◆ Requirement ◆
Write out every entry exactly as it stands.

———

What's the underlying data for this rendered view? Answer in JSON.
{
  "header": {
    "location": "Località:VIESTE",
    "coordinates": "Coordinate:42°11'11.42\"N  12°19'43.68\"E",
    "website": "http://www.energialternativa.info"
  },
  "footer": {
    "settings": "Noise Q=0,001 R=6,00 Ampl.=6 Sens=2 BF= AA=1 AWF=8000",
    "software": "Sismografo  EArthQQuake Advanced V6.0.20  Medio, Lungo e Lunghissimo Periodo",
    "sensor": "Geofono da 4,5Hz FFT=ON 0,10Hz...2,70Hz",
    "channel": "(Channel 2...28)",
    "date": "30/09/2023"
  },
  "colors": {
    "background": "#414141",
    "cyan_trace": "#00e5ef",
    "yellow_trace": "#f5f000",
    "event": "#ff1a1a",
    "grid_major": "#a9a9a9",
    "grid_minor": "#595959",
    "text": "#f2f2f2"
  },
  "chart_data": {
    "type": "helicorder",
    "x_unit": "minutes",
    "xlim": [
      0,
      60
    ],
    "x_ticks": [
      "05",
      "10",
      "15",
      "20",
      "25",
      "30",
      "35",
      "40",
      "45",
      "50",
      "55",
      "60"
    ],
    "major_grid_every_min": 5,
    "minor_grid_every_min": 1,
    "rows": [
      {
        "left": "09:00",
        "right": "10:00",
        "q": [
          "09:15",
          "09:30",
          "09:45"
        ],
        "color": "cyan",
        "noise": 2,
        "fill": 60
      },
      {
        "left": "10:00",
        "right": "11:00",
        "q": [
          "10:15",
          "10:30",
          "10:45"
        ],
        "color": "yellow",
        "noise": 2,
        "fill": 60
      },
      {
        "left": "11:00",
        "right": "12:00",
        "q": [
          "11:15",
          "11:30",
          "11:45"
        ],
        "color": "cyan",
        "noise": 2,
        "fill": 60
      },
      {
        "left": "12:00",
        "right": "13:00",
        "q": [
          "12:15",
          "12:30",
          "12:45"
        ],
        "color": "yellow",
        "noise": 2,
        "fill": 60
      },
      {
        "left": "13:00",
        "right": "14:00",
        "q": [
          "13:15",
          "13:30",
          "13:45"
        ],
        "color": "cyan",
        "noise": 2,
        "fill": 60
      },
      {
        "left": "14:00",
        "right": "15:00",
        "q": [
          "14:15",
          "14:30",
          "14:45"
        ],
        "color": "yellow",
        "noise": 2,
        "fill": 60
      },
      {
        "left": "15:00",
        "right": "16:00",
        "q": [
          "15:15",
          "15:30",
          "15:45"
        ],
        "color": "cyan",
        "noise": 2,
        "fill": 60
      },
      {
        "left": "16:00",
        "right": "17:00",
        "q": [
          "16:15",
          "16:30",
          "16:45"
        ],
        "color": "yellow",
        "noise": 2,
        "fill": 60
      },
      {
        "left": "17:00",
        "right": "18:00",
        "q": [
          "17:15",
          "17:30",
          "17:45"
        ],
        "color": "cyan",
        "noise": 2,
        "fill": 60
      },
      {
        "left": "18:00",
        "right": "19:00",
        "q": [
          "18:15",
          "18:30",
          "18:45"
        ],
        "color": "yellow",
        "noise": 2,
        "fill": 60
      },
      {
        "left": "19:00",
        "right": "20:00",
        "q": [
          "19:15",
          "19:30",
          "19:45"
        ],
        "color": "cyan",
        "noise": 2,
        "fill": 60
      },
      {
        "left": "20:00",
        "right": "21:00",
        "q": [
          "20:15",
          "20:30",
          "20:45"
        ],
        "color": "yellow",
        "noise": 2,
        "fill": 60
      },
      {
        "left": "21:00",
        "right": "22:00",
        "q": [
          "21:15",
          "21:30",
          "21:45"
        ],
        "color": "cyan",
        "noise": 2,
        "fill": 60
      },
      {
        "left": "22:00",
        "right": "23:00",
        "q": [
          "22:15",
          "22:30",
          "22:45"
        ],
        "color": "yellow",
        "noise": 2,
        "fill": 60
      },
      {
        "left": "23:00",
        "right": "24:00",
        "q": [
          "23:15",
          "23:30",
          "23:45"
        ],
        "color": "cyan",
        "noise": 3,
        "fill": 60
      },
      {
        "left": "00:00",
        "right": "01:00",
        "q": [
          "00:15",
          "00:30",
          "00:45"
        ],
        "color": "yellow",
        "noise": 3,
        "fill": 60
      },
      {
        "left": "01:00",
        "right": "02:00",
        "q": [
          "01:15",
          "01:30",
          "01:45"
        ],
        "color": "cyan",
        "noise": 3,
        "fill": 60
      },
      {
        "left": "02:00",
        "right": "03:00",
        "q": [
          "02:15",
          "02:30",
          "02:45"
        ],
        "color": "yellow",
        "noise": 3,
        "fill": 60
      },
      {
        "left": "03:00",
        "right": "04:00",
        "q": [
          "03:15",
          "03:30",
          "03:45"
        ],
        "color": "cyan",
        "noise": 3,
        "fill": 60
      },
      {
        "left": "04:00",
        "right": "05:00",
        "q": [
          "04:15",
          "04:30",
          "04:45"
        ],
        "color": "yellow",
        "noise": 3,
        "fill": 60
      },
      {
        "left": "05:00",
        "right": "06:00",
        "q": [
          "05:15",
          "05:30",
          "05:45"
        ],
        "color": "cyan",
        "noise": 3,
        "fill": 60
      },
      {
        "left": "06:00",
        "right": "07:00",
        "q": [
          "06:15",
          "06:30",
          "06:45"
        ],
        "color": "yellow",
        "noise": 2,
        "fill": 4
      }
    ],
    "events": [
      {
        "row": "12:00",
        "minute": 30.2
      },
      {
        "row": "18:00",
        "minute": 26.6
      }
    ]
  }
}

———

◆ Solution for this problem ◆
What's the underlying data for this rendered view? Answer in JSON.
{
  "header": {
    "location": "Località:VIESTE",
    "coordinates": "Coordinate:42°11'11.42\"N  12°19'43.68\"E",
    "website": "http://www.energialternativa.info"
  },
  "footer": {
    "settings": "Noise Q=0,001 R=6,00 Ampl.=6 Sens=2 BF= AA=1 AWF=8000",
    "software": "Sismografo  EArthQQuake Advanced V6.0.20  Medio, Lungo e Lunghissimo Periodo",
    "sensor": "Geofono da 4,5Hz FFT=ON 0,10Hz...2,70Hz",
    "channel": "(Channel 2...28)",
    "date": "30/09/2023"
  },
  "colors": {
    "background": "#414141",
    "cyan_trace": "#00e5ef",
    "yellow_trace": "#f5f000",
    "event": "#ff1a1a",
    "grid_major": "#a9a9a9",
    "grid_minor": "#595959",
    "text": "#f2f2f2"
  },
  "chart_data": {
    "type": "helicorder",
    "x_unit": "minutes",
    "xlim": [
      0,
      60
    ],
    "x_ticks": [
      "05",
      "10",
      "15",
      "20",
      "25",
      "30",
      "35",
      "40",
      "45",
      "50",
      "55",
      "60"
    ],
    "major_grid_every_min": 5,
    "minor_grid_every_min": 1,
    "rows": [
      {
        "left": "09:00",
        "right": "10:00",
        "q": [
          "09:15",
          "09:30",
          "09:45"
        ],
        "color": "cyan",
        "noise": 2,
        "fill": 60
      },
      {
        "left": "10:00",
        "right": "11:00",
        "q": [
          "10:15",
          "10:30",
          "10:45"
        ],
        "color": "yellow",
        "noise": 2,
        "fill": 60
      },
      {
        "left": "11:00",
        "right": "12:00",
        "q": [
          "11:15",
          "11:30",
          "11:45"
        ],
        "color": "cyan",
        "noise": 2,
        "fill": 60
      },
      {
        "left": "12:00",
        "right": "13:00",
        "q": [
          "12:15",
          "12:30",
          "12:45"
        ],
        "color": "yellow",
        "noise": 2,
        "fill": 60
      },
      {
        "left": "13:00",
        "right": "14:00",
        "q": [
          "13:15",
          "13:30",
          "13:45"
        ],
        "color": "cyan",
        "noise": 2,
        "fill": 60
      },
      {
        "left": "14:00",
        "right": "15:00",
        "q": [
          "14:15",
          "14:30",
          "14:45"
        ],
        "color": "yellow",
        "noise": 2,
        "fill": 60
      },
      {
        "left": "15:00",
        "right": "16:00",
        "q": [
          "15:15",
          "15:30",
          "15:45"
        ],
        "color": "cyan",
        "noise": 2,
        "fill": 60
      },
      {
        "left": "16:00",
        "right": "17:00",
        "q": [
          "16:15",
          "16:30",
          "16:45"
        ],
        "color": "yellow",
        "noise": 2,
        "fill": 60
      },
      {
        "left": "17:00",
        "right": "18:00",
        "q": [
          "17:15",
          "17:30",
          "17:45"
        ],
        "color": "cyan",
        "noise": 2,
        "fill": 60
      },
      {
        "left": "18:00",
        "right": "19:00",
        "q": [
          "18:15",
          "18:30",
          "18:45"
        ],
        "color": "yellow",
        "noise": 2,
        "fill": 60
      },
      {
        "left": "19:00",
        "right": "20:00",
        "q": [
          "19:15",
          "19:30",
          "19:45"
        ],
        "color": "cyan",
        "noise": 2,
        "fill": 60
      },
      {
        "left": "20:00",
        "right": "21:00",
        "q": [
          "20:15",
          "20:30",
          "20:45"
        ],
        "color": "yellow",
        "noise": 2,
        "fill": 60
      },
      {
        "left": "21:00",
        "right": "22:00",
        "q": [
          "21:15",
          "21:30",
          "21:45"
        ],
        "color": "cyan",
        "noise": 2,
        "fill": 60
      },
      {
        "left": "22:00",
        "right": "23:00",
        "q": [
          "22:15",
          "22:30",
          "22:45"
        ],
        "color": "yellow",
        "noise": 2,
        "fill": 60
      },
      {
        "left": "23:00",
        "right": "24:00",
        "q": [
          "23:15",
          "23:30",
          "23:45"
        ],
        "color": "cyan",
        "noise": 3,
        "fill": 60
      },
      {
        "left": "00:00",
        "right": "01:00",
        "q": [
          "00:15",
          "00:30",
          "00:45"
        ],
        "color": "yellow",
        "noise": 3,
        "fill": 60
      },
      {
        "left": "01:00",
        "right": "02:00",
        "q": [
          "01:15",
          "01:30",
          "01:45"
        ],
        "color": "cyan",
        "noise": 3,
        "fill": 60
      },
      {
        "left": "02:00",
        "right": "03:00",
        "q": [
          "02:15",
          "02:30",
          "02:45"
        ],
        "color": "yellow",
        "noise": 3,
        "fill": 60
      },
      {
        "left": "03:00",
        "right": "04:00",
        "q": [
          "03:15",
          "03:30",
          "03:45"
        ],
        "color": "cyan",
        "noise": 3,
        "fill": 60
      },
      {
        "left": "04:00",
        "right": "05:00",
        "q": [
          "04:15",
          "04:30",
          "04:45"
        ],
        "color": "yellow",
        "noise": 3,
        "fill": 60
      },
      {
        "left": "05:00",
        "right": "06:00",
        "q": [
          "05:15",
          "05:30",
          "05:45"
        ],
        "color": "cyan",
        "noise": 3,
        "fill": 60
      },
      {
        "left": "06:00",
        "right": "07:00",
        "q": [
          "06:15",
          "06:30",
          "06:45"
        ],
        "color": "yellow",
        "noise": 2,
        "fill": 4
      }
    ],
    "events": [
      {
        "row": "12:00",
        "minute": 30.2
      },
      {
        "row": "18:00",
        "minute": 26.6
      }
    ]
  }
}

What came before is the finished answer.